Records from a data collection:
● ● ●

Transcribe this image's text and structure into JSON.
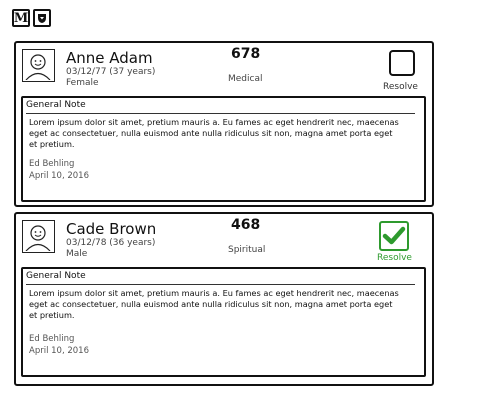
{
  "toolbar": {
    "m_label": "M",
    "icons": [
      "m-logo-icon",
      "shield-down-icon"
    ]
  },
  "patients": [
    {
      "name": "Anne Adam",
      "dob": "03/12/77 (37 years)",
      "gender": "Female",
      "score": "678",
      "category": "Medical",
      "resolve_label": "Resolve",
      "resolved": false,
      "note": {
        "title": "General Note",
        "body": "Lorem ipsum dolor sit amet, pretium mauris a. Eu fames ac eget hendrerit nec, maecenas eget ac consectetuer, nulla euismod ante nulla ridiculus sit non, magna amet porta eget et pretium.",
        "author": "Ed Behling",
        "date": "April 10, 2016"
      }
    },
    {
      "name": "Cade Brown",
      "dob": "03/12/78 (36 years)",
      "gender": "Male",
      "score": "468",
      "category": "Spiritual",
      "resolve_label": "Resolve",
      "resolved": true,
      "note": {
        "title": "General Note",
        "body": "Lorem ipsum dolor sit amet, pretium mauris a. Eu fames ac eget hendrerit nec, maecenas eget ac consectetuer, nulla euismod ante nulla ridiculus sit non, magna amet porta eget et pretium.",
        "author": "Ed Behling",
        "date": "April 10, 2016"
      }
    }
  ],
  "colors": {
    "resolved_accent": "#2e9a2e",
    "border": "#111111"
  }
}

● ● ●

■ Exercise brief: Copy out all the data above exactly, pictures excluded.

■ Response to this exercise:
Transcribe this image's text and structure into JSON.
{
  "toolbar": {
    "m_label": "M",
    "icons": [
      "m-logo-icon",
      "shield-down-icon"
    ]
  },
  "patients": [
    {
      "name": "Anne Adam",
      "dob": "03/12/77 (37 years)",
      "gender": "Female",
      "score": "678",
      "category": "Medical",
      "resolve_label": "Resolve",
      "resolved": false,
      "note": {
        "title": "General Note",
        "body": "Lorem ipsum dolor sit amet, pretium mauris a. Eu fames ac eget hendrerit nec, maecenas eget ac consectetuer, nulla euismod ante nulla ridiculus sit non, magna amet porta eget et pretium.",
        "author": "Ed Behling",
        "date": "April 10, 2016"
      }
    },
    {
      "name": "Cade Brown",
      "dob": "03/12/78 (36 years)",
      "gender": "Male",
      "score": "468",
      "category": "Spiritual",
      "resolve_label": "Resolve",
      "resolved": true,
      "note": {
        "title": "General Note",
        "body": "Lorem ipsum dolor sit amet, pretium mauris a. Eu fames ac eget hendrerit nec, maecenas eget ac consectetuer, nulla euismod ante nulla ridiculus sit non, magna amet porta eget et pretium.",
        "author": "Ed Behling",
        "date": "April 10, 2016"
      }
    }
  ],
  "colors": {
    "resolved_accent": "#2e9a2e",
    "border": "#111111"
  }
}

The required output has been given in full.